Palden Lhamo means Glorious Goddess, a Tibetan form of the ancient Indian goddess Shridevi, which means Graceful Lady. She is also known as Magzor Gyalmo and Remati, and as Remati she was married to Shinje or Yama, an evil-doing king of Lanka, whose passion was to murder and execute his subjects unnecessarily and aimed to wipe out Buddhism from his kingdom as he was an enemy of the dharma and probably felt that it would create hindrances to his bloodthirsty activities.
However, Remati was strongly against bloodshed and vowed to reform her husband or to end his dynasty. But although she tried for many years, she failed in her mission to rectify her husband, and even her son was growing up following the steps of his father, she decided to take extreme measures. Finally, a day came when the king was for hunting, she killed his son, skinned him, drank his blood in his skull as a kapala or cup, and ate his flesh. After that, she used his skin to make a saddle, place it on her mule, and left the palace, heading towards the north, to her home in Tibet. In the meantime, as Shinje returned and discovered the hideous act of his wife, the enraged king grabbed his bow and with a loud curse shot a poisoned arrow into the air that missed Remati, but stuck the haunch of her mule.

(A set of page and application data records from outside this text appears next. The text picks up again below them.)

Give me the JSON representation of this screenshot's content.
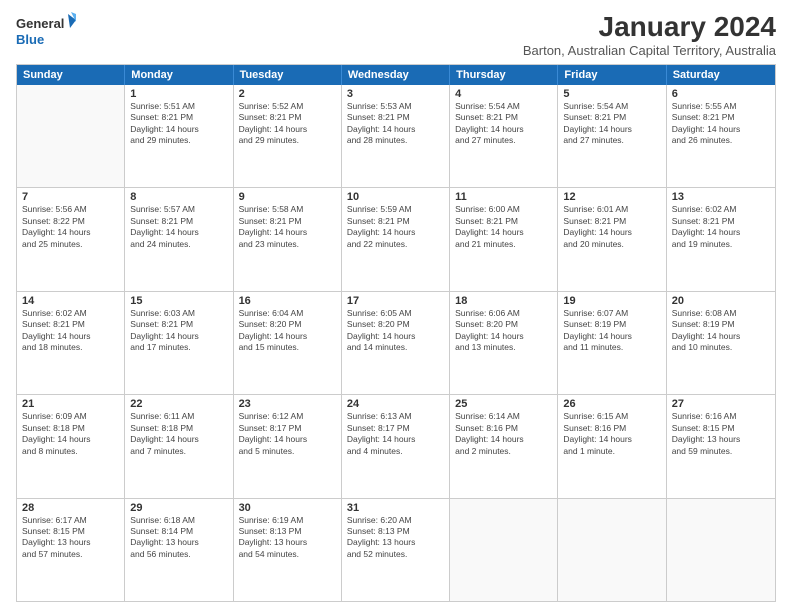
{
  "logo": {
    "line1": "General",
    "line2": "Blue"
  },
  "title": "January 2024",
  "subtitle": "Barton, Australian Capital Territory, Australia",
  "days_of_week": [
    "Sunday",
    "Monday",
    "Tuesday",
    "Wednesday",
    "Thursday",
    "Friday",
    "Saturday"
  ],
  "weeks": [
    [
      {
        "num": "",
        "info": ""
      },
      {
        "num": "1",
        "info": "Sunrise: 5:51 AM\nSunset: 8:21 PM\nDaylight: 14 hours\nand 29 minutes."
      },
      {
        "num": "2",
        "info": "Sunrise: 5:52 AM\nSunset: 8:21 PM\nDaylight: 14 hours\nand 29 minutes."
      },
      {
        "num": "3",
        "info": "Sunrise: 5:53 AM\nSunset: 8:21 PM\nDaylight: 14 hours\nand 28 minutes."
      },
      {
        "num": "4",
        "info": "Sunrise: 5:54 AM\nSunset: 8:21 PM\nDaylight: 14 hours\nand 27 minutes."
      },
      {
        "num": "5",
        "info": "Sunrise: 5:54 AM\nSunset: 8:21 PM\nDaylight: 14 hours\nand 27 minutes."
      },
      {
        "num": "6",
        "info": "Sunrise: 5:55 AM\nSunset: 8:21 PM\nDaylight: 14 hours\nand 26 minutes."
      }
    ],
    [
      {
        "num": "7",
        "info": "Sunrise: 5:56 AM\nSunset: 8:22 PM\nDaylight: 14 hours\nand 25 minutes."
      },
      {
        "num": "8",
        "info": "Sunrise: 5:57 AM\nSunset: 8:21 PM\nDaylight: 14 hours\nand 24 minutes."
      },
      {
        "num": "9",
        "info": "Sunrise: 5:58 AM\nSunset: 8:21 PM\nDaylight: 14 hours\nand 23 minutes."
      },
      {
        "num": "10",
        "info": "Sunrise: 5:59 AM\nSunset: 8:21 PM\nDaylight: 14 hours\nand 22 minutes."
      },
      {
        "num": "11",
        "info": "Sunrise: 6:00 AM\nSunset: 8:21 PM\nDaylight: 14 hours\nand 21 minutes."
      },
      {
        "num": "12",
        "info": "Sunrise: 6:01 AM\nSunset: 8:21 PM\nDaylight: 14 hours\nand 20 minutes."
      },
      {
        "num": "13",
        "info": "Sunrise: 6:02 AM\nSunset: 8:21 PM\nDaylight: 14 hours\nand 19 minutes."
      }
    ],
    [
      {
        "num": "14",
        "info": "Sunrise: 6:02 AM\nSunset: 8:21 PM\nDaylight: 14 hours\nand 18 minutes."
      },
      {
        "num": "15",
        "info": "Sunrise: 6:03 AM\nSunset: 8:21 PM\nDaylight: 14 hours\nand 17 minutes."
      },
      {
        "num": "16",
        "info": "Sunrise: 6:04 AM\nSunset: 8:20 PM\nDaylight: 14 hours\nand 15 minutes."
      },
      {
        "num": "17",
        "info": "Sunrise: 6:05 AM\nSunset: 8:20 PM\nDaylight: 14 hours\nand 14 minutes."
      },
      {
        "num": "18",
        "info": "Sunrise: 6:06 AM\nSunset: 8:20 PM\nDaylight: 14 hours\nand 13 minutes."
      },
      {
        "num": "19",
        "info": "Sunrise: 6:07 AM\nSunset: 8:19 PM\nDaylight: 14 hours\nand 11 minutes."
      },
      {
        "num": "20",
        "info": "Sunrise: 6:08 AM\nSunset: 8:19 PM\nDaylight: 14 hours\nand 10 minutes."
      }
    ],
    [
      {
        "num": "21",
        "info": "Sunrise: 6:09 AM\nSunset: 8:18 PM\nDaylight: 14 hours\nand 8 minutes."
      },
      {
        "num": "22",
        "info": "Sunrise: 6:11 AM\nSunset: 8:18 PM\nDaylight: 14 hours\nand 7 minutes."
      },
      {
        "num": "23",
        "info": "Sunrise: 6:12 AM\nSunset: 8:17 PM\nDaylight: 14 hours\nand 5 minutes."
      },
      {
        "num": "24",
        "info": "Sunrise: 6:13 AM\nSunset: 8:17 PM\nDaylight: 14 hours\nand 4 minutes."
      },
      {
        "num": "25",
        "info": "Sunrise: 6:14 AM\nSunset: 8:16 PM\nDaylight: 14 hours\nand 2 minutes."
      },
      {
        "num": "26",
        "info": "Sunrise: 6:15 AM\nSunset: 8:16 PM\nDaylight: 14 hours\nand 1 minute."
      },
      {
        "num": "27",
        "info": "Sunrise: 6:16 AM\nSunset: 8:15 PM\nDaylight: 13 hours\nand 59 minutes."
      }
    ],
    [
      {
        "num": "28",
        "info": "Sunrise: 6:17 AM\nSunset: 8:15 PM\nDaylight: 13 hours\nand 57 minutes."
      },
      {
        "num": "29",
        "info": "Sunrise: 6:18 AM\nSunset: 8:14 PM\nDaylight: 13 hours\nand 56 minutes."
      },
      {
        "num": "30",
        "info": "Sunrise: 6:19 AM\nSunset: 8:13 PM\nDaylight: 13 hours\nand 54 minutes."
      },
      {
        "num": "31",
        "info": "Sunrise: 6:20 AM\nSunset: 8:13 PM\nDaylight: 13 hours\nand 52 minutes."
      },
      {
        "num": "",
        "info": ""
      },
      {
        "num": "",
        "info": ""
      },
      {
        "num": "",
        "info": ""
      }
    ]
  ]
}
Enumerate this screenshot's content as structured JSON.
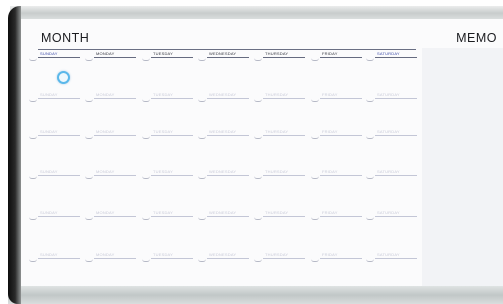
{
  "calendar": {
    "title": "MONTH",
    "memo_title": "MEMO",
    "days": [
      "SUNDAY",
      "MONDAY",
      "TUESDAY",
      "WEDNESDAY",
      "THURSDAY",
      "FRIDAY",
      "SATURDAY"
    ],
    "week_rows": 5
  },
  "colors": {
    "frame": "#1a1a1a",
    "weekend_header": "#3b4aa8",
    "magnet": "#5bb8ea",
    "memo_panel": "#f2f3f6"
  }
}
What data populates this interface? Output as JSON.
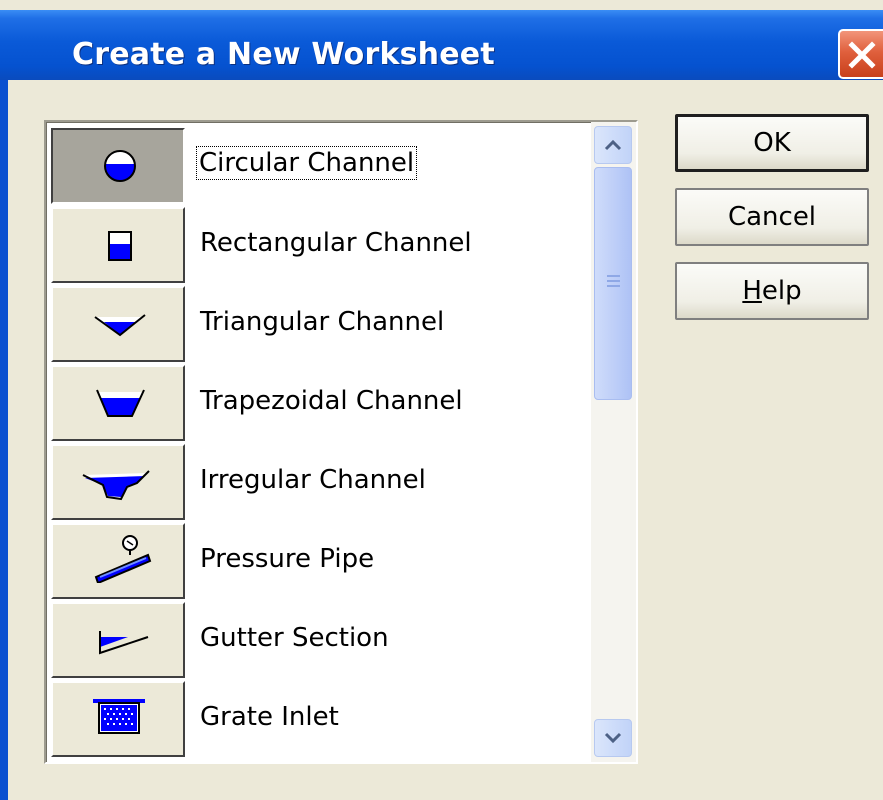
{
  "window": {
    "title": "Create a New Worksheet",
    "close_icon": "close-icon"
  },
  "list": {
    "items": [
      {
        "label": "Circular Channel",
        "icon": "circular-channel-icon",
        "selected": true
      },
      {
        "label": "Rectangular Channel",
        "icon": "rectangular-channel-icon",
        "selected": false
      },
      {
        "label": "Triangular Channel",
        "icon": "triangular-channel-icon",
        "selected": false
      },
      {
        "label": "Trapezoidal Channel",
        "icon": "trapezoidal-channel-icon",
        "selected": false
      },
      {
        "label": "Irregular Channel",
        "icon": "irregular-channel-icon",
        "selected": false
      },
      {
        "label": "Pressure Pipe",
        "icon": "pressure-pipe-icon",
        "selected": false
      },
      {
        "label": "Gutter Section",
        "icon": "gutter-section-icon",
        "selected": false
      },
      {
        "label": "Grate Inlet",
        "icon": "grate-inlet-icon",
        "selected": false
      }
    ]
  },
  "buttons": {
    "ok": "OK",
    "cancel": "Cancel",
    "help_mnemonic": "H",
    "help_rest": "elp"
  },
  "colors": {
    "water": "#0000ff",
    "title_bar": "#0552d0",
    "dialog_bg": "#ece9d8"
  }
}
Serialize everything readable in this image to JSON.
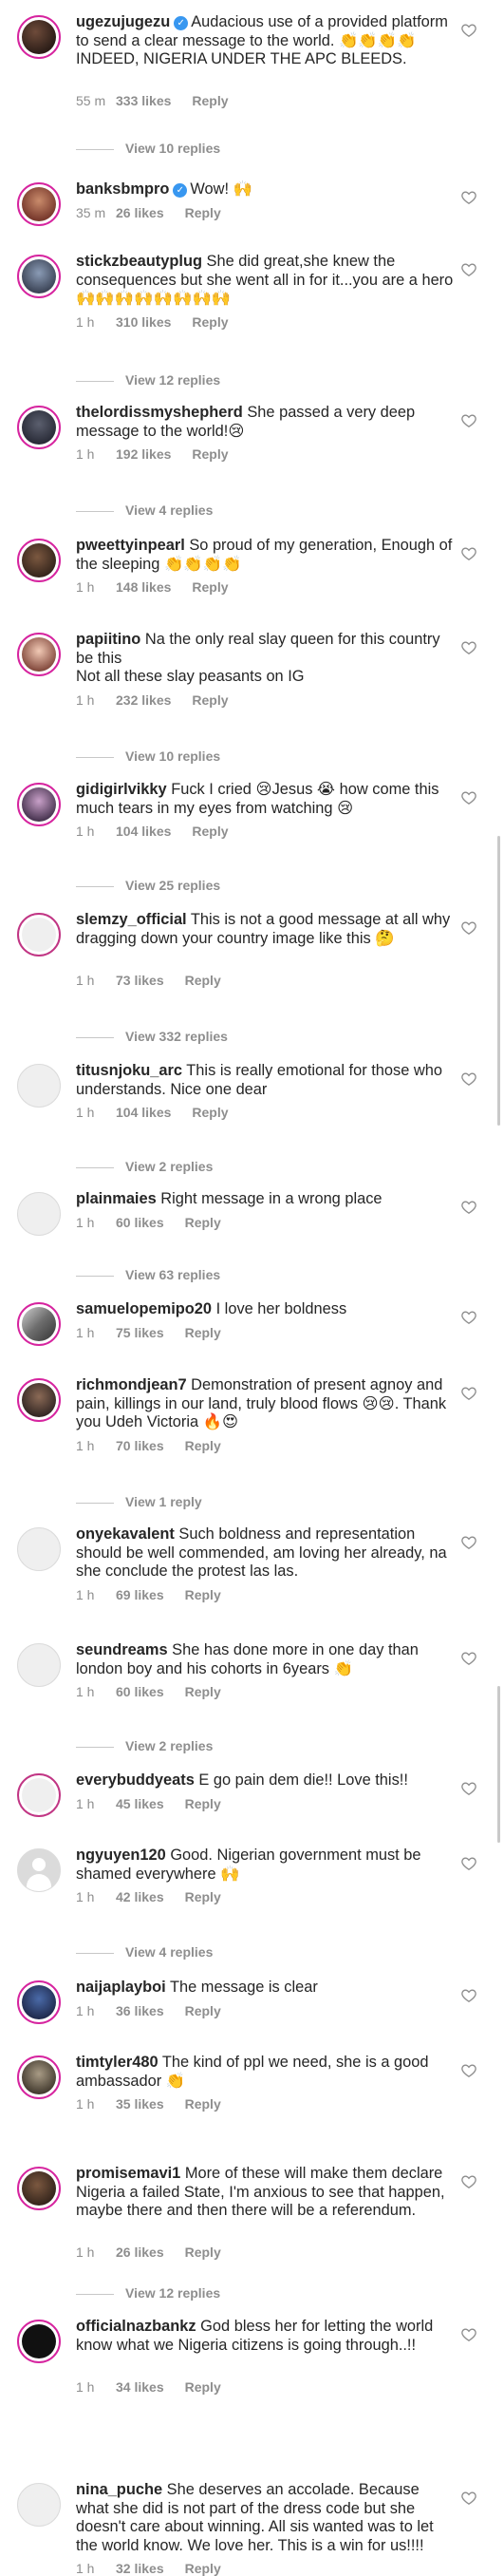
{
  "comments": [
    {
      "username": "ugezujugezu",
      "verified": true,
      "text": "Audacious use of a provided platform to send a clear message to the world. 👏👏👏👏 INDEED, NIGERIA UNDER THE APC BLEEDS.",
      "time": "55 m",
      "likes": "333 likes",
      "reply": "Reply",
      "view_replies": "View 10 replies",
      "avatar": "profile-photo"
    },
    {
      "username": "banksbmpro",
      "verified": true,
      "text": "Wow! 🙌",
      "time": "35 m",
      "likes": "26 likes",
      "reply": "Reply",
      "view_replies": "",
      "avatar": "profile-photo"
    },
    {
      "username": "stickzbeautyplug",
      "verified": false,
      "text": "She did great,she knew the consequences but she went all in for it...you are a hero🙌🙌🙌🙌🙌🙌🙌🙌",
      "time": "1 h",
      "likes": "310 likes",
      "reply": "Reply",
      "view_replies": "View 12 replies",
      "avatar": "profile-photo"
    },
    {
      "username": "thelordissmyshepherd",
      "verified": false,
      "text": "She passed a very deep message to the world!😢",
      "time": "1 h",
      "likes": "192 likes",
      "reply": "Reply",
      "view_replies": "View 4 replies",
      "avatar": "profile-photo"
    },
    {
      "username": "pweettyinpearl",
      "verified": false,
      "text": "So proud of my generation, Enough of the sleeping 👏👏👏👏",
      "time": "1 h",
      "likes": "148 likes",
      "reply": "Reply",
      "view_replies": "",
      "avatar": "profile-photo"
    },
    {
      "username": "papiitino",
      "verified": false,
      "text": "Na the only real slay queen for this country be this\nNot all these slay peasants on IG",
      "time": "1 h",
      "likes": "232 likes",
      "reply": "Reply",
      "view_replies": "View 10 replies",
      "avatar": "profile-photo"
    },
    {
      "username": "gidigirlvikky",
      "verified": false,
      "text": "Fuck I cried 😢Jesus 😭 how come this much tears in my eyes from watching 😢",
      "time": "1 h",
      "likes": "104 likes",
      "reply": "Reply",
      "view_replies": "View 25 replies",
      "avatar": "profile-photo"
    },
    {
      "username": "slemzy_official",
      "verified": false,
      "text": "This is not a good message at all why dragging down your country image like this 🤔",
      "time": "1 h",
      "likes": "73 likes",
      "reply": "Reply",
      "view_replies": "View 332 replies",
      "avatar": "story-ring"
    },
    {
      "username": "titusnjoku_arc",
      "verified": false,
      "text": "This is really emotional for those who understands.  Nice one dear",
      "time": "1 h",
      "likes": "104 likes",
      "reply": "Reply",
      "view_replies": "View 2 replies",
      "avatar": "placeholder"
    },
    {
      "username": "plainmaies",
      "verified": false,
      "text": "Right message in a wrong place",
      "time": "1 h",
      "likes": "60 likes",
      "reply": "Reply",
      "view_replies": "View 63 replies",
      "avatar": "placeholder"
    },
    {
      "username": "samuelopemipo20",
      "verified": false,
      "text": "I love her boldness",
      "time": "1 h",
      "likes": "75 likes",
      "reply": "Reply",
      "view_replies": "",
      "avatar": "profile-photo"
    },
    {
      "username": "richmondjean7",
      "verified": false,
      "text": "Demonstration of present agnoy and pain, killings in our land, truly blood flows 😢😢. Thank you Udeh Victoria 🔥😍",
      "time": "1 h",
      "likes": "70 likes",
      "reply": "Reply",
      "view_replies": "View 1 reply",
      "avatar": "profile-photo"
    },
    {
      "username": "onyekavalent",
      "verified": false,
      "text": "Such boldness and representation should be well commended, am loving her already, na she conclude the protest las las.",
      "time": "1 h",
      "likes": "69 likes",
      "reply": "Reply",
      "view_replies": "",
      "avatar": "placeholder"
    },
    {
      "username": "seundreams",
      "verified": false,
      "text": "She has done more in one day than london boy and his cohorts in 6years 👏",
      "time": "1 h",
      "likes": "60 likes",
      "reply": "Reply",
      "view_replies": "View 2 replies",
      "avatar": "placeholder"
    },
    {
      "username": "everybuddyeats",
      "verified": false,
      "text": "E go pain dem die!! Love this!!",
      "time": "1 h",
      "likes": "45 likes",
      "reply": "Reply",
      "view_replies": "",
      "avatar": "story-ring"
    },
    {
      "username": "ngyuyen120",
      "verified": false,
      "text": "Good. Nigerian government must be shamed everywhere 🙌",
      "time": "1 h",
      "likes": "42 likes",
      "reply": "Reply",
      "view_replies": "View 4 replies",
      "avatar": "default-user"
    },
    {
      "username": "naijaplayboi",
      "verified": false,
      "text": "The message is clear",
      "time": "1 h",
      "likes": "36 likes",
      "reply": "Reply",
      "view_replies": "",
      "avatar": "profile-photo"
    },
    {
      "username": "timtyler480",
      "verified": false,
      "text": "The kind of ppl we need, she is a good ambassador 👏",
      "time": "1 h",
      "likes": "35 likes",
      "reply": "Reply",
      "view_replies": "",
      "avatar": "profile-photo"
    },
    {
      "username": "promisemavi1",
      "verified": false,
      "text": "More of these will make them declare Nigeria a failed State, I'm anxious to see that happen, maybe there and then there will be a referendum.",
      "time": "1 h",
      "likes": "26 likes",
      "reply": "Reply",
      "view_replies": "View 12 replies",
      "avatar": "profile-photo"
    },
    {
      "username": "officialnazbankz",
      "verified": false,
      "text": "God bless her for letting the world know what we Nigeria citizens is going through..!!",
      "time": "1 h",
      "likes": "34 likes",
      "reply": "Reply",
      "view_replies": "",
      "avatar": "profile-photo"
    },
    {
      "username": "nina_puche",
      "verified": false,
      "text": "She deserves an accolade. Because what she did is not part of the dress code but she doesn't care about winning. All sis wanted was to let the world know. We love her. This is a win for us!!!!",
      "time": "1 h",
      "likes": "32 likes",
      "reply": "Reply",
      "view_replies": "",
      "avatar": "placeholder"
    }
  ],
  "icons": {
    "heart": "heart-outline-icon",
    "verified": "verified-badge-icon"
  },
  "colors": {
    "text": "#262626",
    "meta": "#8e8e8e",
    "verified": "#3897f0",
    "story_ring": "#c13584"
  }
}
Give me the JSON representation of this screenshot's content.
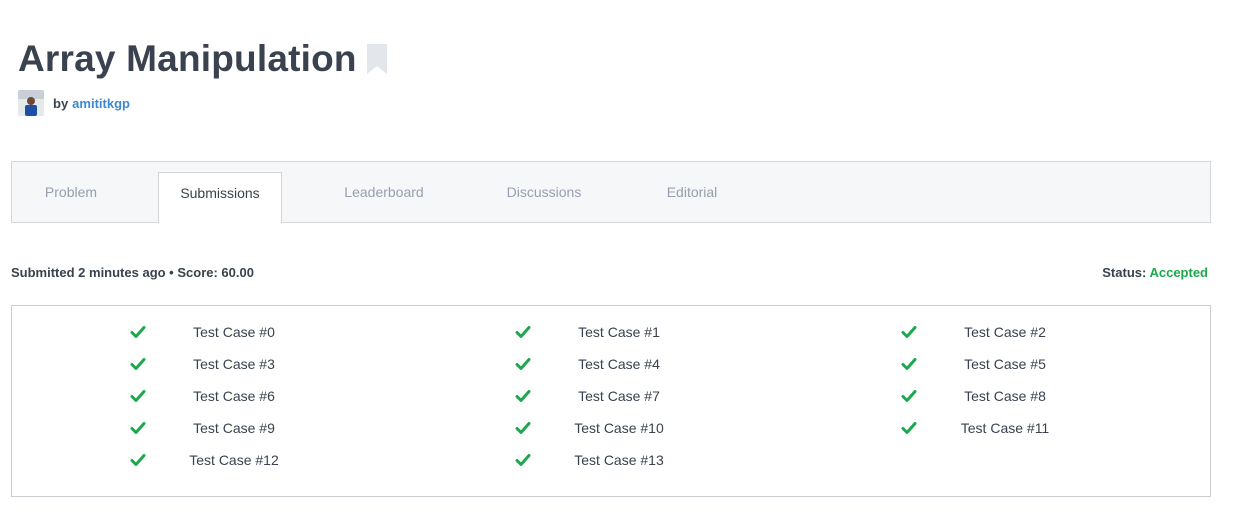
{
  "header": {
    "title": "Array Manipulation",
    "by_label": "by",
    "author": "amititkgp"
  },
  "tabs": [
    {
      "label": "Problem",
      "active": false
    },
    {
      "label": "Submissions",
      "active": true
    },
    {
      "label": "Leaderboard",
      "active": false
    },
    {
      "label": "Discussions",
      "active": false
    },
    {
      "label": "Editorial",
      "active": false
    }
  ],
  "submission": {
    "summary": "Submitted 2 minutes ago • Score: 60.00",
    "status_label": "Status:",
    "status_value": "Accepted"
  },
  "test_cases": [
    {
      "label": "Test Case #0",
      "result": "pass"
    },
    {
      "label": "Test Case #1",
      "result": "pass"
    },
    {
      "label": "Test Case #2",
      "result": "pass"
    },
    {
      "label": "Test Case #3",
      "result": "pass"
    },
    {
      "label": "Test Case #4",
      "result": "pass"
    },
    {
      "label": "Test Case #5",
      "result": "pass"
    },
    {
      "label": "Test Case #6",
      "result": "pass"
    },
    {
      "label": "Test Case #7",
      "result": "pass"
    },
    {
      "label": "Test Case #8",
      "result": "pass"
    },
    {
      "label": "Test Case #9",
      "result": "pass"
    },
    {
      "label": "Test Case #10",
      "result": "pass"
    },
    {
      "label": "Test Case #11",
      "result": "pass"
    },
    {
      "label": "Test Case #12",
      "result": "pass"
    },
    {
      "label": "Test Case #13",
      "result": "pass"
    }
  ],
  "colors": {
    "accent_green": "#1ba94c",
    "link_blue": "#3c89d0",
    "text_dark": "#39424e",
    "tab_inactive": "#979faf"
  },
  "icons": {
    "bookmark": "bookmark-icon",
    "check": "check-icon",
    "avatar": "user-avatar"
  }
}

Remati healed the injury and transformed the spot of the wound into an eye to watch over the twenty-four regions, and wished her own success to be the one to end the lineage of the despotic kings of Lanka.
According to some other version of the story, after her death, Remati was reborn in hell for her sin. But she fought her way out to the world above, stealing a sword and a bag of diseases from the hell-protectors. However, as she found no peace or purpose to live, she started to pray to the Buddha for a reason to live, when the Buddha Vajradhara (tantric Shakyamuni) appeared before her and instructed her to protect the Dharma.
As she agreed, she emerged as a Dharmapala, associated with the Lion-headed Dakini (Simhamukha) behind her and the Dragon-headed Dakini (Makaravaktra) in front of her, holding the reins of the mule. All of them are surrounded by the four Goddesses of the Seasons, the five Sisters of Long Life, and the twelve Tenma goddesses, the twelve guardian deities in Tibetan Buddhism.